*What you have to do*
No pictures belong in the copy. Restate the rest of the data exactly.

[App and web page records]
::::::

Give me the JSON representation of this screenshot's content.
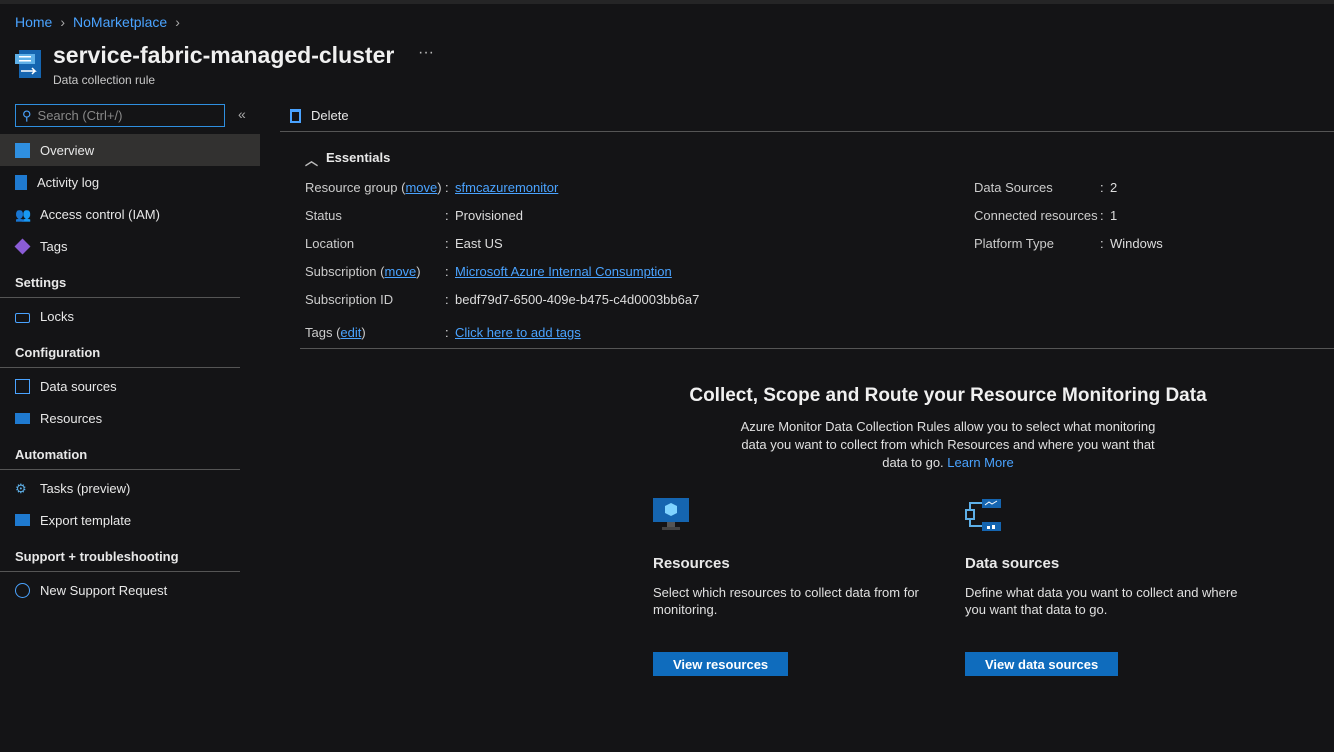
{
  "breadcrumb": [
    "Home",
    "NoMarketplace"
  ],
  "header": {
    "title": "service-fabric-managed-cluster",
    "subtitle": "Data collection rule",
    "more": "···"
  },
  "search": {
    "placeholder": "Search (Ctrl+/)"
  },
  "collapse": "«",
  "nav": {
    "top": [
      {
        "label": "Overview"
      },
      {
        "label": "Activity log"
      },
      {
        "label": "Access control (IAM)"
      },
      {
        "label": "Tags"
      }
    ],
    "sections": [
      {
        "title": "Settings",
        "items": [
          {
            "label": "Locks"
          }
        ]
      },
      {
        "title": "Configuration",
        "items": [
          {
            "label": "Data sources"
          },
          {
            "label": "Resources"
          }
        ]
      },
      {
        "title": "Automation",
        "items": [
          {
            "label": "Tasks (preview)"
          },
          {
            "label": "Export template"
          }
        ]
      },
      {
        "title": "Support + troubleshooting",
        "items": [
          {
            "label": "New Support Request"
          }
        ]
      }
    ]
  },
  "toolbar": {
    "delete_label": "Delete"
  },
  "essentials": {
    "title": "Essentials",
    "resource_group_label": "Resource group",
    "move": "move",
    "resource_group": "sfmcazuremonitor",
    "status_label": "Status",
    "status": "Provisioned",
    "location_label": "Location",
    "location": "East US",
    "subscription_label": "Subscription",
    "subscription": "Microsoft Azure Internal Consumption",
    "subscription_id_label": "Subscription ID",
    "subscription_id": "bedf79d7-6500-409e-b475-c4d0003bb6a7",
    "tags_label": "Tags",
    "edit": "edit",
    "tags_link": "Click here to add tags",
    "data_sources_label": "Data Sources",
    "data_sources": "2",
    "connected_label": "Connected resources",
    "connected": "1",
    "platform_label": "Platform Type",
    "platform": "Windows",
    "colon": ":"
  },
  "hero": {
    "title": "Collect, Scope and Route your Resource Monitoring Data",
    "text": "Azure Monitor Data Collection Rules allow you to select what monitoring data you want to collect from which Resources and where you want that data to go.",
    "learn_more": "Learn More"
  },
  "cards": [
    {
      "title": "Resources",
      "text": "Select which resources to collect data from for monitoring.",
      "button": "View resources"
    },
    {
      "title": "Data sources",
      "text": "Define what data you want to collect and where you want that data to go.",
      "button": "View data sources"
    }
  ]
}
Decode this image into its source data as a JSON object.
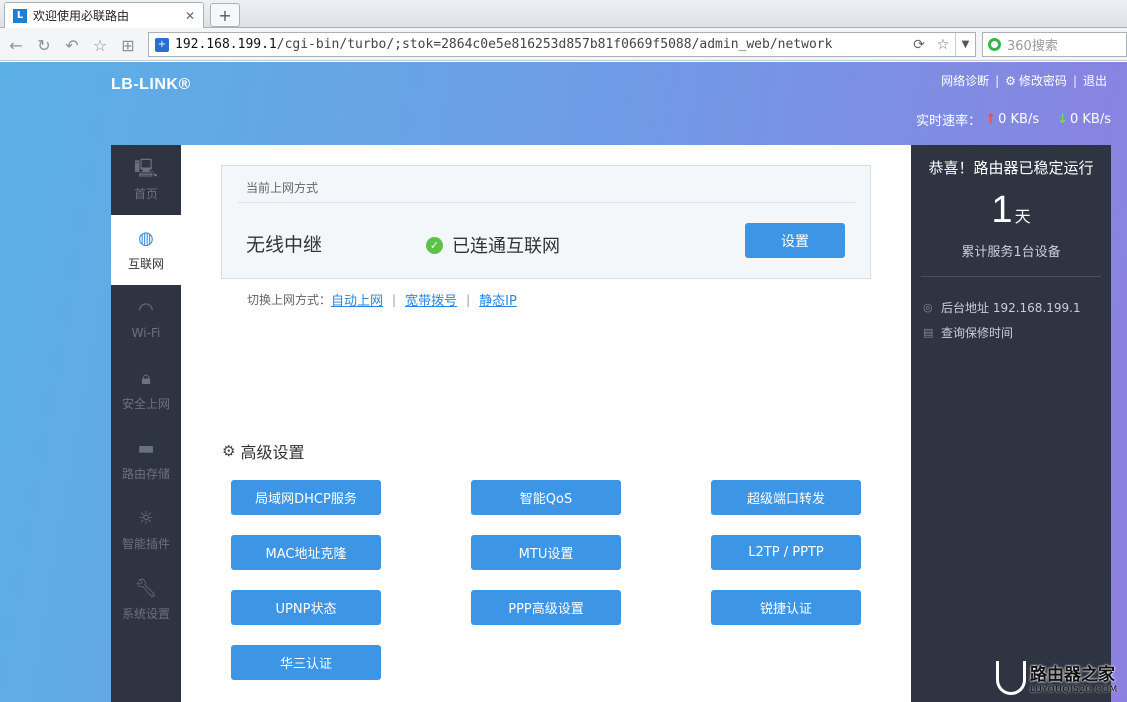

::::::

*Solution for this exercise*
Give me the JSON representation of this screenshot's content.
{
  "breadcrumb": [
    "Home",
    "NoMarketplace"
  ],
  "header": {
    "title": "service-fabric-managed-cluster",
    "subtitle": "Data collection rule",
    "more": "···"
  },
  "search": {
    "placeholder": "Search (Ctrl+/)"
  },
  "collapse": "«",
  "nav": {
    "top": [
      {
        "label": "Overview"
      },
      {
        "label": "Activity log"
      },
      {
        "label": "Access control (IAM)"
      },
      {
        "label": "Tags"
      }
    ],
    "sections": [
      {
        "title": "Settings",
        "items": [
          {
            "label": "Locks"
          }
        ]
      },
      {
        "title": "Configuration",
        "items": [
          {
            "label": "Data sources"
          },
          {
            "label": "Resources"
          }
        ]
      },
      {
        "title": "Automation",
        "items": [
          {
            "label": "Tasks (preview)"
          },
          {
            "label": "Export template"
          }
        ]
      },
      {
        "title": "Support + troubleshooting",
        "items": [
          {
            "label": "New Support Request"
          }
        ]
      }
    ]
  },
  "toolbar": {
    "delete_label": "Delete"
  },
  "essentials": {
    "title": "Essentials",
    "resource_group_label": "Resource group",
    "move": "move",
    "resource_group": "sfmcazuremonitor",
    "status_label": "Status",
    "status": "Provisioned",
    "location_label": "Location",
    "location": "East US",
    "subscription_label": "Subscription",
    "subscription": "Microsoft Azure Internal Consumption",
    "subscription_id_label": "Subscription ID",
    "subscription_id": "bedf79d7-6500-409e-b475-c4d0003bb6a7",
    "tags_label": "Tags",
    "edit": "edit",
    "tags_link": "Click here to add tags",
    "data_sources_label": "Data Sources",
    "data_sources": "2",
    "connected_label": "Connected resources",
    "connected": "1",
    "platform_label": "Platform Type",
    "platform": "Windows",
    "colon": ":"
  },
  "hero": {
    "title": "Collect, Scope and Route your Resource Monitoring Data",
    "text": "Azure Monitor Data Collection Rules allow you to select what monitoring data you want to collect from which Resources and where you want that data to go.",
    "learn_more": "Learn More"
  },
  "cards": [
    {
      "title": "Resources",
      "text": "Select which resources to collect data from for monitoring.",
      "button": "View resources"
    },
    {
      "title": "Data sources",
      "text": "Define what data you want to collect and where you want that data to go.",
      "button": "View data sources"
    }
  ]
}
Decode this image into its source data as a JSON object.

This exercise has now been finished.